Sousa: Yes. No money was involved. Furthermore, we make no commercial use of the archives.

He: Has Hoover persuaded specific family members to donate historical archives?

Sousa: There are two such negotiations in progress, but I can’t tell you their names right now. We’re making serious efforts to persuade family members to donate their materials to Hoover in the future, working toward our goal of collecting complementary archives. In a year, I would like to be able to give you two or three examples of archives successfully solicited from family members, but only after arrangements are finalized.

“Hoover’s position is to try to have the catalogued materials as open to the public as possible, and to make them available promptly and conveniently for all the world’s scholars to use.”

He: How many Chinese scholars have come to Hoover this year to do research?

Sousa: Lots. At least several dozen. Right now, there are probably about ten scholars from all over the world who are at Hoover reading and studying Chinese archives.

He: Mr. Yang Tianyou, a researcher from the Chinese Academy of Social Sciences’ Institute of Modern History, recently told me that when he read the Chiang Kai-shek diaries, he could only copy some important parts by hand and take notes; he couldn’t make a copy. Some day will Hoover make it even easier for scholars to use the materials, for example, by digitizing them?

Sousa: Access depends on the donor’s wishes. The archival materials of T. V. Soong can be photocopied, but the Chiang Kai-shek diaries still cannot. Hoover imposes restrictions on the Chiang Kai-shek diaries for several reasons. The main reason is that the restrictions are part of Hoover’s agreement with the Chiang family. The diaries can’t be photocopied, reproduced, photographed, or digitized; they can only be copied by hand. When scholars use them, they can’t reproduce them verbatim unless the Chiang family agrees. These are the requirements of the family, not Hoover. There are copyright issues as well.

However, Hoover is looking into possible ways to improve these kinds of conditions without compromising the agreement with the Chiang family. We are working on the problem of how to make it easier for scholars to use the Chiang Kai-shek diaries.

Hoover’s position is to try to have the catalogued materials as open to the public as possible, and to make them available promptly and conveniently for all the world’s scholars to use. At the same time we must consider and respect the wishes of the donor families and the contractual rules. Hoover does not disregard the wishes of the family in the agreement, so to weigh the desires of both sides is a challenge.

“Just as Hoover acquired the Kuomintang (Nationalist Party) archives, it also should try to collect the Minchintang (Democratic Progressive Party) and other political archives; only thus can we get a more neutral picture of a historical time.”

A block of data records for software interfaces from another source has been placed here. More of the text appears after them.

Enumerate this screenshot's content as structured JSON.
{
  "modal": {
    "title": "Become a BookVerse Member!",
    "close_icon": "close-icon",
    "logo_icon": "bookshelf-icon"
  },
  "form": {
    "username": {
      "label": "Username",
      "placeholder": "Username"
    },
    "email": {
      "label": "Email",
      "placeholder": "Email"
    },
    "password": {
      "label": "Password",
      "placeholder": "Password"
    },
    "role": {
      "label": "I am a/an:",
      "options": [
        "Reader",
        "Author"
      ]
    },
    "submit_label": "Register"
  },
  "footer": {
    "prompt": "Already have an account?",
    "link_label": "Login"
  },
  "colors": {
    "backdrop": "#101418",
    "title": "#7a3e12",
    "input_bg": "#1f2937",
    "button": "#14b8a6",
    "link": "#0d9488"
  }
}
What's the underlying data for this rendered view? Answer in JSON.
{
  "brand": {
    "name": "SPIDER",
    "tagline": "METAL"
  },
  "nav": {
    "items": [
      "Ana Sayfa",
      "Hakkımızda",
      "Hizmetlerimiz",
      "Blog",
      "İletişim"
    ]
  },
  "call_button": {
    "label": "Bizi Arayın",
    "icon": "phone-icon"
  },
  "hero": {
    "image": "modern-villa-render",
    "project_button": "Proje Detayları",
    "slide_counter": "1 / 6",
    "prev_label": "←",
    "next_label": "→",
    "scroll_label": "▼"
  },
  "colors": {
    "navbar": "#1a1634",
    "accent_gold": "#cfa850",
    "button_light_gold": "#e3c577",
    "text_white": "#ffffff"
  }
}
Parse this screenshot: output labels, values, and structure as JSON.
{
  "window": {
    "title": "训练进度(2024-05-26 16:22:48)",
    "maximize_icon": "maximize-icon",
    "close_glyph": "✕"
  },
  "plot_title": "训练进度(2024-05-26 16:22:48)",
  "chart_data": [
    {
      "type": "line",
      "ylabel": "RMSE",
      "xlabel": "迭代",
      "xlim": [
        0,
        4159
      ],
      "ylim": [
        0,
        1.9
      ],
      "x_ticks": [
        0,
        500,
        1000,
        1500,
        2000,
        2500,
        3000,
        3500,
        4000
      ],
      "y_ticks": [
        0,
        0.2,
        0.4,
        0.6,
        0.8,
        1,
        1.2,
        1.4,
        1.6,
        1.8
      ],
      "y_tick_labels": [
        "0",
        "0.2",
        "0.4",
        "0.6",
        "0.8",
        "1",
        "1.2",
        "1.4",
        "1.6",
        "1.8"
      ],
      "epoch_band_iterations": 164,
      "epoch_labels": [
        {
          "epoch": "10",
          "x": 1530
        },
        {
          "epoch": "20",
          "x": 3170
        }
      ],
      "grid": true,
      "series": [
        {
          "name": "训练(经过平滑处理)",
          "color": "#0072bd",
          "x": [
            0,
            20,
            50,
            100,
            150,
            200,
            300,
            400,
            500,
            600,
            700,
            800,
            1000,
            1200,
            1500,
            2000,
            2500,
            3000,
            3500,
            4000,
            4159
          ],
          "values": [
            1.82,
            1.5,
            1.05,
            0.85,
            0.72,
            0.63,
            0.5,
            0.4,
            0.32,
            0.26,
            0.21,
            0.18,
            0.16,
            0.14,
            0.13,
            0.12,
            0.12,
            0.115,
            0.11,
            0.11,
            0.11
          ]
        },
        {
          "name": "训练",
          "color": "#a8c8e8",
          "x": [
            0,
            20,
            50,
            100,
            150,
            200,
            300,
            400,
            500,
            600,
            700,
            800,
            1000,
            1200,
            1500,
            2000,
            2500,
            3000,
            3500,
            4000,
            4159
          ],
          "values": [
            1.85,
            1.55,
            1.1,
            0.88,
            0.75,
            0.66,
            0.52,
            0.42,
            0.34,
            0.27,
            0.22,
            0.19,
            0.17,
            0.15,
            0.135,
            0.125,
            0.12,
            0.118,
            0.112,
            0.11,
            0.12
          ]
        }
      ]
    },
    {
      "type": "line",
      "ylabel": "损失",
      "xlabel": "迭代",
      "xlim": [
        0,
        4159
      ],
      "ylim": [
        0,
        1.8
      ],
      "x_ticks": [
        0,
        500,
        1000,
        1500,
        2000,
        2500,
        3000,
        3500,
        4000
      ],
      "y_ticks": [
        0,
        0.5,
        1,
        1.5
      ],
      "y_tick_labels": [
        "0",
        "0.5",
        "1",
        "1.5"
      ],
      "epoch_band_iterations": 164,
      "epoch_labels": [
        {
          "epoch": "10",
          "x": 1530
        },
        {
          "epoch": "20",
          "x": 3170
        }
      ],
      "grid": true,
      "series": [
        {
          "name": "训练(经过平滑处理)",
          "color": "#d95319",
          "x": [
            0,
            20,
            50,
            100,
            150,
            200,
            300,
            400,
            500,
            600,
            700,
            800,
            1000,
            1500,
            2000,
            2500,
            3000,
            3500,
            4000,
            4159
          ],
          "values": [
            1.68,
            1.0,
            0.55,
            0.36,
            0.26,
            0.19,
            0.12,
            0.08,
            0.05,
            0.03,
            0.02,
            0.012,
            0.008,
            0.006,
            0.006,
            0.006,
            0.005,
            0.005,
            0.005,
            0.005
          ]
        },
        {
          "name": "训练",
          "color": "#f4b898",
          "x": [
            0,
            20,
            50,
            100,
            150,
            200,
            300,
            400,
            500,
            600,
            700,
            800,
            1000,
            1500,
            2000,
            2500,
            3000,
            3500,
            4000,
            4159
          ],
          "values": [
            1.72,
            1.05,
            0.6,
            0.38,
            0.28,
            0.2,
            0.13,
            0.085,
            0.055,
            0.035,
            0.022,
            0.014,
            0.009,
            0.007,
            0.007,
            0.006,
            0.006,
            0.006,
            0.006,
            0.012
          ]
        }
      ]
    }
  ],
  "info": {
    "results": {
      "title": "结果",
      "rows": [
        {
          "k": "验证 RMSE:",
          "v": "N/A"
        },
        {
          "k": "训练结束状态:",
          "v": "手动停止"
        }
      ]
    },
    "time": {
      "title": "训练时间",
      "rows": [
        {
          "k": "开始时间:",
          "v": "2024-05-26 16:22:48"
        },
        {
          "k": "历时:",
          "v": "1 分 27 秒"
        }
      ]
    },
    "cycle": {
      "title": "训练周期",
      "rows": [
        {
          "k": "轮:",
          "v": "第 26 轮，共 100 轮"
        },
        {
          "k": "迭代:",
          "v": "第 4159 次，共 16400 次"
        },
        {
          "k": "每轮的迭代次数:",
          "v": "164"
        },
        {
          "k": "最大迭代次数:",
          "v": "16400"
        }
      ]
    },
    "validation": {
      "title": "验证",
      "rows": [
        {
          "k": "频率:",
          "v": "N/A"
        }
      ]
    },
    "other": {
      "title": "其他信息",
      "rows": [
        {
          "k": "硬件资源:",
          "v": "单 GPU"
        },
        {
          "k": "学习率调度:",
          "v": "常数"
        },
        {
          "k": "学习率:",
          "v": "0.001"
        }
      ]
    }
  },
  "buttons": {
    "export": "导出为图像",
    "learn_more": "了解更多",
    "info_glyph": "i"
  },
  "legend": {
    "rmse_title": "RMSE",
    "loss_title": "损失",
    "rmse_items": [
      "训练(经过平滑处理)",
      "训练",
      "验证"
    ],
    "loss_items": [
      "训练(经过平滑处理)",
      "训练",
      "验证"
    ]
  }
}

He: What is the Hoover Institution’s approximate annual budget?

Sousa: Hoover has an annual budget of $38 million, including research, administrative personnel, and the library and archives.

He: Many people in charge must raise their own capital; do you have to do that?

Sousa: Luckily, I don’t have to do that full time. Fundraising is more or less part of each manager’s responsibilities, but my main responsibility is not fundraising.

He: In your capacity as senior associate director of the Hoover Institution, what is the most important work in the development of the collection?

Sousa: I have been in this position for five years, and have been very lucky to have spent them stably and peacefully. In the past two or three years, speaking of the archives department under my direction, I feel that the greatest accomplishment was participating in the smooth acquisition of important and valuable archives, one after another, especially the Chiang Kai-shek diaries, the Kuomintang historical archives, the Iraq Memory Foundation archives, and former KGB archives.

Another important project under my purview was the construction of a new laboratory for preservation, using the most advanced techniques to protect and reconstruct these valuable materials. To give you one example: when the Chiang Kai-shek diaries first arrived at Hoover, they were like bricks; you couldn’t open them. Because the Hoover technical staff meticulously and professionally put them in order, the diaries are in a proper condition for access.